Task goal:
Set down the entries again word for word, without any of the images.

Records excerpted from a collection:
+---+

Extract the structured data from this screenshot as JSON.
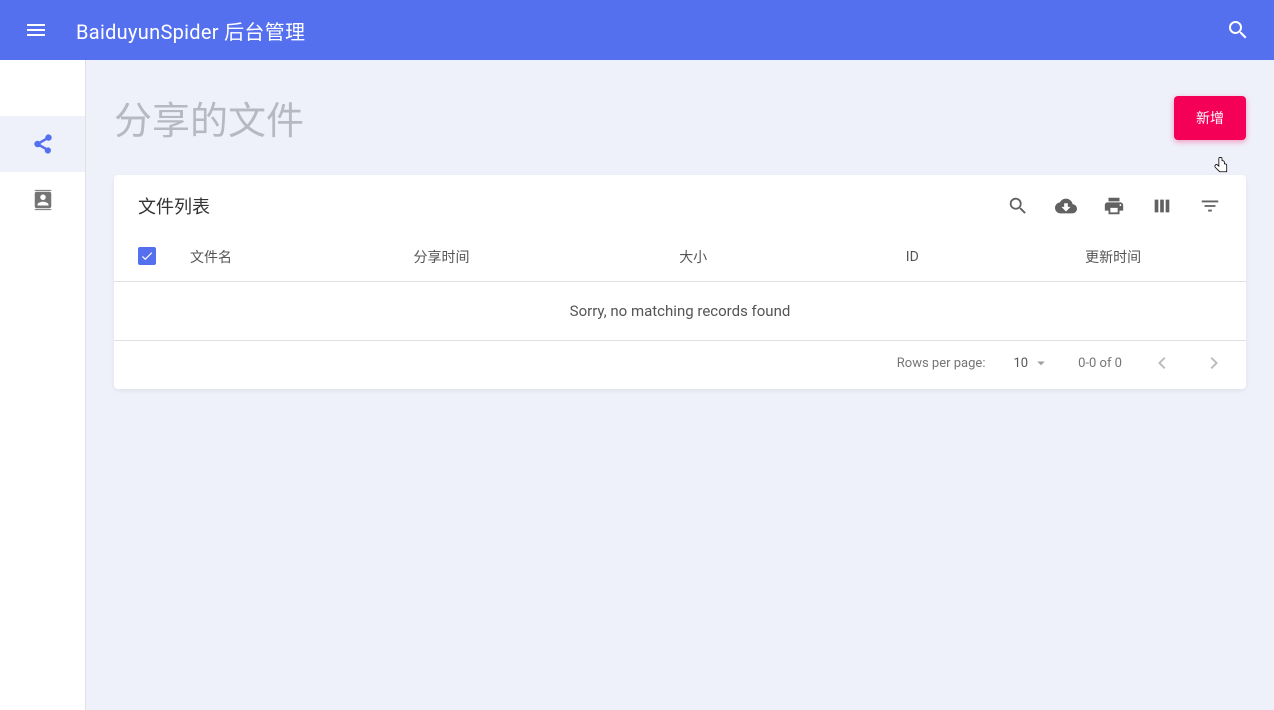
{
  "appbar": {
    "title": "BaiduyunSpider 后台管理"
  },
  "sidebar": {
    "items": [
      {
        "name": "share-icon"
      },
      {
        "name": "contact-icon"
      }
    ]
  },
  "page": {
    "title": "分享的文件",
    "add_button": "新增"
  },
  "card": {
    "title": "文件列表",
    "columns": {
      "col0": "",
      "col1": "文件名",
      "col2": "分享时间",
      "col3": "大小",
      "col4": "ID",
      "col5": "更新时间"
    },
    "empty_message": "Sorry, no matching records found",
    "footer": {
      "rows_label": "Rows per page:",
      "rows_value": "10",
      "range": "0-0 of 0"
    }
  }
}
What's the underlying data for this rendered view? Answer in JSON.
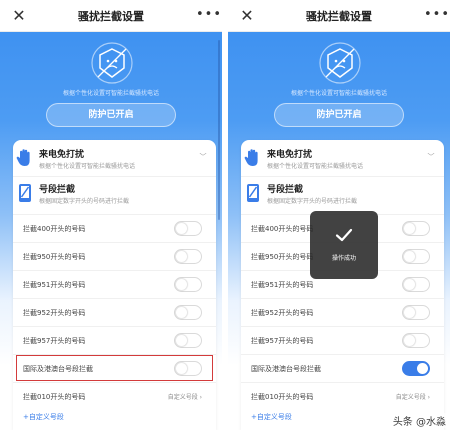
{
  "left_screen": {
    "header": {
      "close_glyph": "✕",
      "title": "骚扰拦截设置",
      "more_glyph": "•••"
    },
    "hero": {
      "description": "根据个性化设置可智能拦截骚扰电话",
      "protect_button": "防护已开启",
      "icon": "shield-face-icon"
    },
    "sections": [
      {
        "title": "来电免打扰",
        "desc": "根据个性化设置可智能拦截骚扰电话",
        "icon": "hand-stop-icon",
        "chevron": "﹀"
      },
      {
        "title": "号段拦截",
        "desc": "根据固定数字开头的号码进行拦截",
        "icon": "phone-block-icon"
      }
    ],
    "rows": [
      {
        "label": "拦截400开头的号码",
        "on": false
      },
      {
        "label": "拦截950开头的号码",
        "on": false
      },
      {
        "label": "拦截951开头的号码",
        "on": false
      },
      {
        "label": "拦截952开头的号码",
        "on": false
      },
      {
        "label": "拦截957开头的号码",
        "on": false
      },
      {
        "label": "国际及港澳台号段拦截",
        "on": false,
        "highlighted": true
      }
    ],
    "custom_row": {
      "label": "拦截010开头的号码",
      "right": "自定义号段 ›"
    },
    "add_link": "+自定义号段"
  },
  "right_screen": {
    "header": {
      "close_glyph": "✕",
      "title": "骚扰拦截设置",
      "more_glyph": "•••"
    },
    "hero": {
      "description": "根据个性化设置可智能拦截骚扰电话",
      "protect_button": "防护已开启",
      "icon": "shield-face-icon"
    },
    "sections": [
      {
        "title": "来电免打扰",
        "desc": "根据个性化设置可智能拦截骚扰电话",
        "icon": "hand-stop-icon",
        "chevron": "﹀"
      },
      {
        "title": "号段拦截",
        "desc": "根据固定数字开头的号码进行拦截",
        "icon": "phone-block-icon"
      }
    ],
    "rows": [
      {
        "label": "拦截400开头的号码",
        "on": false
      },
      {
        "label": "拦截950开头的号码",
        "on": false
      },
      {
        "label": "拦截951开头的号码",
        "on": false
      },
      {
        "label": "拦截952开头的号码",
        "on": false
      },
      {
        "label": "拦截957开头的号码",
        "on": false
      },
      {
        "label": "国际及港澳台号段拦截",
        "on": true
      }
    ],
    "custom_row": {
      "label": "拦截010开头的号码",
      "right": "自定义号段 ›"
    },
    "add_link": "+自定义号段",
    "toast": {
      "text": "操作成功",
      "icon": "checkmark-icon"
    }
  },
  "watermark": "头条 @水淼",
  "colors": {
    "accent": "#3a7de8",
    "highlight": "#d33b3b",
    "header_bg": "#3a8ef0"
  }
}
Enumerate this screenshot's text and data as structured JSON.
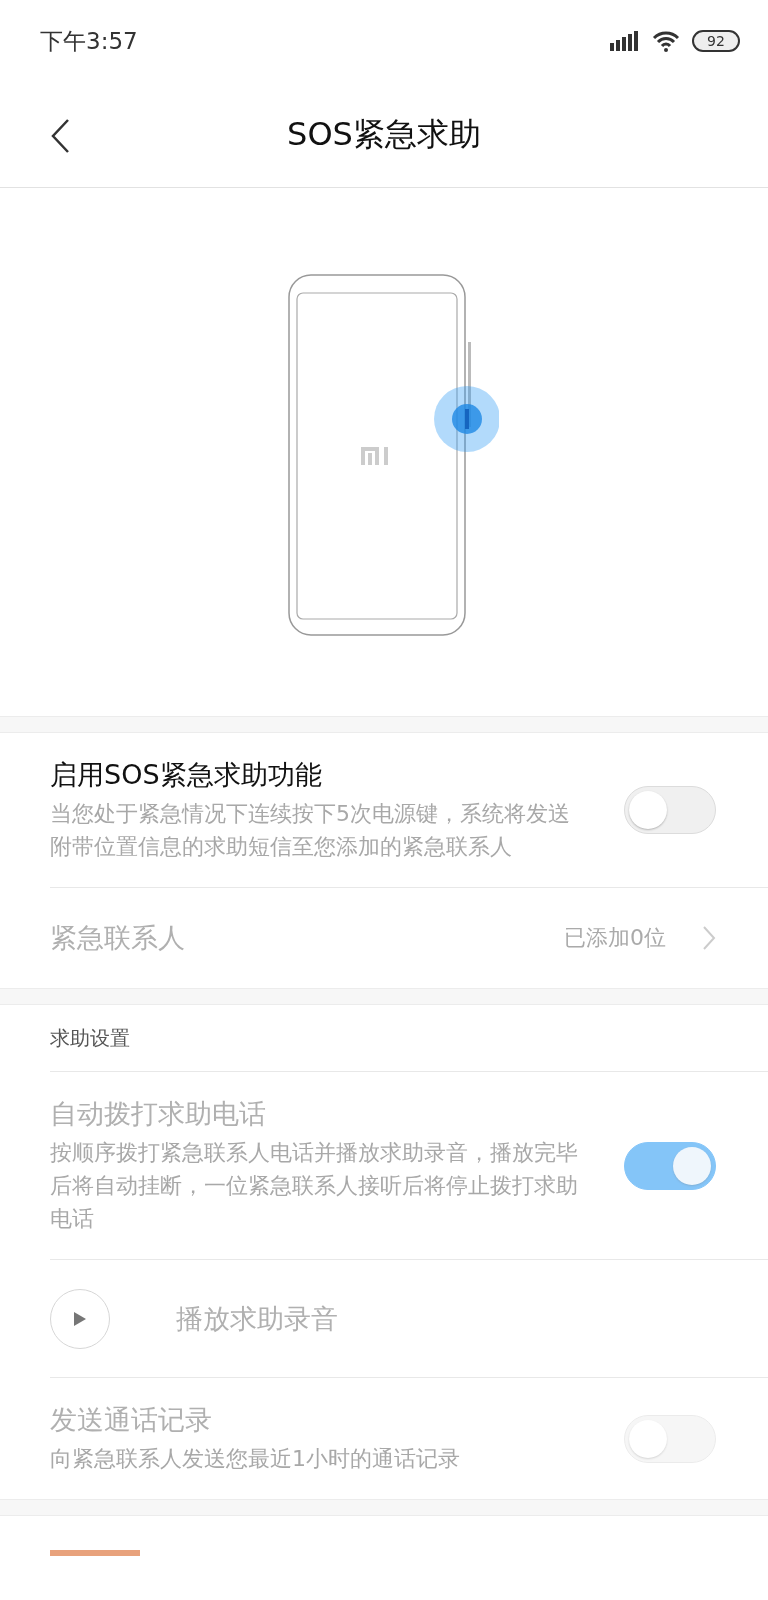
{
  "status_bar": {
    "time": "下午3:57",
    "battery": "92"
  },
  "header": {
    "title": "SOS紧急求助"
  },
  "main_section": {
    "rows": [
      {
        "kind": "switch",
        "title": "启用SOS紧急求助功能",
        "description": "当您处于紧急情况下连续按下5次电源键，系统将发送附带位置信息的求助短信至您添加的紧急联系人",
        "on": false,
        "disabled": false
      },
      {
        "kind": "link",
        "title": "紧急联系人",
        "value": "已添加0位",
        "disabled": true
      }
    ]
  },
  "help_settings": {
    "heading": "求助设置",
    "rows": [
      {
        "kind": "switch",
        "title": "自动拨打求助电话",
        "description": "按顺序拨打紧急联系人电话并播放求助录音，播放完毕后将自动挂断，一位紧急联系人接听后将停止拨打求助电话",
        "on": true,
        "disabled": true
      },
      {
        "kind": "play",
        "title": "播放求助录音",
        "disabled": true
      },
      {
        "kind": "switch",
        "title": "发送通话记录",
        "description": "向紧急联系人发送您最近1小时的通话记录",
        "on": false,
        "disabled": true
      }
    ]
  }
}
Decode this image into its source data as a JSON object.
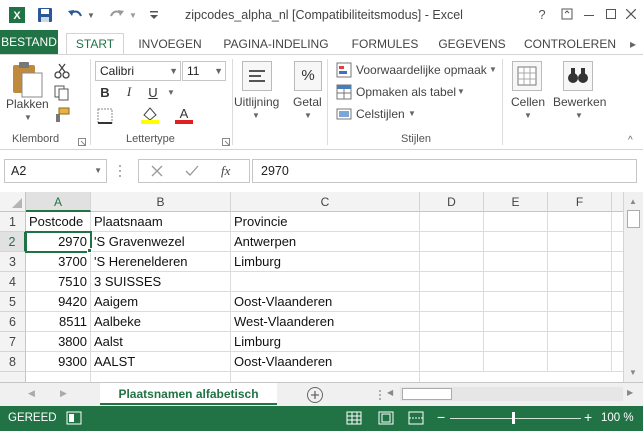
{
  "window": {
    "title": "zipcodes_alpha_nl  [Compatibiliteitsmodus] - Excel",
    "help": "?"
  },
  "tabs": [
    "BESTAND",
    "START",
    "INVOEGEN",
    "PAGINA-INDELING",
    "FORMULES",
    "GEGEVENS",
    "CONTROLEREN"
  ],
  "ribbon": {
    "paste_label": "Plakken",
    "clipboard_group": "Klembord",
    "font_name": "Calibri",
    "font_size": "11",
    "bold": "B",
    "italic": "I",
    "underline": "U",
    "font_group": "Lettertype",
    "alignment_label": "Uitlijning",
    "number_label": "Getal",
    "number_symbol": "%",
    "conditional_format": "Voorwaardelijke opmaak",
    "format_as_table": "Opmaken als tabel",
    "cell_styles": "Celstijlen",
    "styles_group": "Stijlen",
    "cells_label": "Cellen",
    "edit_label": "Bewerken"
  },
  "formula_bar": {
    "name_box": "A2",
    "fx": "fx",
    "value": "2970"
  },
  "columns": [
    "A",
    "B",
    "C",
    "D",
    "E",
    "F"
  ],
  "rows": [
    {
      "num": "1",
      "a": "Postcode",
      "b": "Plaatsnaam",
      "c": "Provincie"
    },
    {
      "num": "2",
      "a": "2970",
      "b": "'S Gravenwezel",
      "c": "Antwerpen"
    },
    {
      "num": "3",
      "a": "3700",
      "b": "'S Herenelderen",
      "c": "Limburg"
    },
    {
      "num": "4",
      "a": "7510",
      "b": "3 SUISSES",
      "c": ""
    },
    {
      "num": "5",
      "a": "9420",
      "b": "Aaigem",
      "c": "Oost-Vlaanderen"
    },
    {
      "num": "6",
      "a": "8511",
      "b": "Aalbeke",
      "c": "West-Vlaanderen"
    },
    {
      "num": "7",
      "a": "3800",
      "b": "Aalst",
      "c": "Limburg"
    },
    {
      "num": "8",
      "a": "9300",
      "b": "AALST",
      "c": "Oost-Vlaanderen"
    }
  ],
  "sheet": {
    "tab_name": "Plaatsnamen alfabetisch"
  },
  "status": {
    "ready": "GEREED",
    "zoom": "100 %"
  },
  "colors": {
    "accent": "#217346"
  }
}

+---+

Task result:
Extract the structured data from this screenshot as JSON.
{
  "appbar": {
    "title": "BaiduyunSpider 后台管理"
  },
  "sidebar": {
    "items": [
      {
        "name": "share-icon"
      },
      {
        "name": "contact-icon"
      }
    ]
  },
  "page": {
    "title": "分享的文件",
    "add_button": "新增"
  },
  "card": {
    "title": "文件列表",
    "columns": {
      "col0": "",
      "col1": "文件名",
      "col2": "分享时间",
      "col3": "大小",
      "col4": "ID",
      "col5": "更新时间"
    },
    "empty_message": "Sorry, no matching records found",
    "footer": {
      "rows_label": "Rows per page:",
      "rows_value": "10",
      "range": "0-0 of 0"
    }
  }
}
What's the underlying data for this rendered view? Answer in JSON.
{
  "left_screen": {
    "header": {
      "close_glyph": "✕",
      "title": "骚扰拦截设置",
      "more_glyph": "•••"
    },
    "hero": {
      "description": "根据个性化设置可智能拦截骚扰电话",
      "protect_button": "防护已开启",
      "icon": "shield-face-icon"
    },
    "sections": [
      {
        "title": "来电免打扰",
        "desc": "根据个性化设置可智能拦截骚扰电话",
        "icon": "hand-stop-icon",
        "chevron": "﹀"
      },
      {
        "title": "号段拦截",
        "desc": "根据固定数字开头的号码进行拦截",
        "icon": "phone-block-icon"
      }
    ],
    "rows": [
      {
        "label": "拦截400开头的号码",
        "on": false
      },
      {
        "label": "拦截950开头的号码",
        "on": false
      },
      {
        "label": "拦截951开头的号码",
        "on": false
      },
      {
        "label": "拦截952开头的号码",
        "on": false
      },
      {
        "label": "拦截957开头的号码",
        "on": false
      },
      {
        "label": "国际及港澳台号段拦截",
        "on": false,
        "highlighted": true
      }
    ],
    "custom_row": {
      "label": "拦截010开头的号码",
      "right": "自定义号段 ›"
    },
    "add_link": "+自定义号段"
  },
  "right_screen": {
    "header": {
      "close_glyph": "✕",
      "title": "骚扰拦截设置",
      "more_glyph": "•••"
    },
    "hero": {
      "description": "根据个性化设置可智能拦截骚扰电话",
      "protect_button": "防护已开启",
      "icon": "shield-face-icon"
    },
    "sections": [
      {
        "title": "来电免打扰",
        "desc": "根据个性化设置可智能拦截骚扰电话",
        "icon": "hand-stop-icon",
        "chevron": "﹀"
      },
      {
        "title": "号段拦截",
        "desc": "根据固定数字开头的号码进行拦截",
        "icon": "phone-block-icon"
      }
    ],
    "rows": [
      {
        "label": "拦截400开头的号码",
        "on": false
      },
      {
        "label": "拦截950开头的号码",
        "on": false
      },
      {
        "label": "拦截951开头的号码",
        "on": false
      },
      {
        "label": "拦截952开头的号码",
        "on": false
      },
      {
        "label": "拦截957开头的号码",
        "on": false
      },
      {
        "label": "国际及港澳台号段拦截",
        "on": true
      }
    ],
    "custom_row": {
      "label": "拦截010开头的号码",
      "right": "自定义号段 ›"
    },
    "add_link": "+自定义号段",
    "toast": {
      "text": "操作成功",
      "icon": "checkmark-icon"
    }
  },
  "watermark": "头条 @水淼",
  "colors": {
    "accent": "#3a7de8",
    "highlight": "#d33b3b",
    "header_bg": "#3a8ef0"
  }
}
Enumerate this screenshot's text and data as structured JSON.
{
  "status_bar": {
    "time": "下午3:57",
    "battery": "92"
  },
  "header": {
    "title": "SOS紧急求助"
  },
  "main_section": {
    "rows": [
      {
        "kind": "switch",
        "title": "启用SOS紧急求助功能",
        "description": "当您处于紧急情况下连续按下5次电源键，系统将发送附带位置信息的求助短信至您添加的紧急联系人",
        "on": false,
        "disabled": false
      },
      {
        "kind": "link",
        "title": "紧急联系人",
        "value": "已添加0位",
        "disabled": true
      }
    ]
  },
  "help_settings": {
    "heading": "求助设置",
    "rows": [
      {
        "kind": "switch",
        "title": "自动拨打求助电话",
        "description": "按顺序拨打紧急联系人电话并播放求助录音，播放完毕后将自动挂断，一位紧急联系人接听后将停止拨打求助电话",
        "on": true,
        "disabled": true
      },
      {
        "kind": "play",
        "title": "播放求助录音",
        "disabled": true
      },
      {
        "kind": "switch",
        "title": "发送通话记录",
        "description": "向紧急联系人发送您最近1小时的通话记录",
        "on": false,
        "disabled": true
      }
    ]
  }
}
Decode this image into its source data as a JSON object.
{
  "window": {
    "title": "zipcodes_alpha_nl  [Compatibiliteitsmodus] - Excel",
    "help": "?"
  },
  "tabs": [
    "BESTAND",
    "START",
    "INVOEGEN",
    "PAGINA-INDELING",
    "FORMULES",
    "GEGEVENS",
    "CONTROLEREN"
  ],
  "ribbon": {
    "paste_label": "Plakken",
    "clipboard_group": "Klembord",
    "font_name": "Calibri",
    "font_size": "11",
    "bold": "B",
    "italic": "I",
    "underline": "U",
    "font_group": "Lettertype",
    "alignment_label": "Uitlijning",
    "number_label": "Getal",
    "number_symbol": "%",
    "conditional_format": "Voorwaardelijke opmaak",
    "format_as_table": "Opmaken als tabel",
    "cell_styles": "Celstijlen",
    "styles_group": "Stijlen",
    "cells_label": "Cellen",
    "edit_label": "Bewerken"
  },
  "formula_bar": {
    "name_box": "A2",
    "fx": "fx",
    "value": "2970"
  },
  "columns": [
    "A",
    "B",
    "C",
    "D",
    "E",
    "F"
  ],
  "rows": [
    {
      "num": "1",
      "a": "Postcode",
      "b": "Plaatsnaam",
      "c": "Provincie"
    },
    {
      "num": "2",
      "a": "2970",
      "b": "'S Gravenwezel",
      "c": "Antwerpen"
    },
    {
      "num": "3",
      "a": "3700",
      "b": "'S Herenelderen",
      "c": "Limburg"
    },
    {
      "num": "4",
      "a": "7510",
      "b": "3 SUISSES",
      "c": ""
    },
    {
      "num": "5",
      "a": "9420",
      "b": "Aaigem",
      "c": "Oost-Vlaanderen"
    },
    {
      "num": "6",
      "a": "8511",
      "b": "Aalbeke",
      "c": "West-Vlaanderen"
    },
    {
      "num": "7",
      "a": "3800",
      "b": "Aalst",
      "c": "Limburg"
    },
    {
      "num": "8",
      "a": "9300",
      "b": "AALST",
      "c": "Oost-Vlaanderen"
    }
  ],
  "sheet": {
    "tab_name": "Plaatsnamen alfabetisch"
  },
  "status": {
    "ready": "GEREED",
    "zoom": "100 %"
  },
  "colors": {
    "accent": "#217346"
  }
}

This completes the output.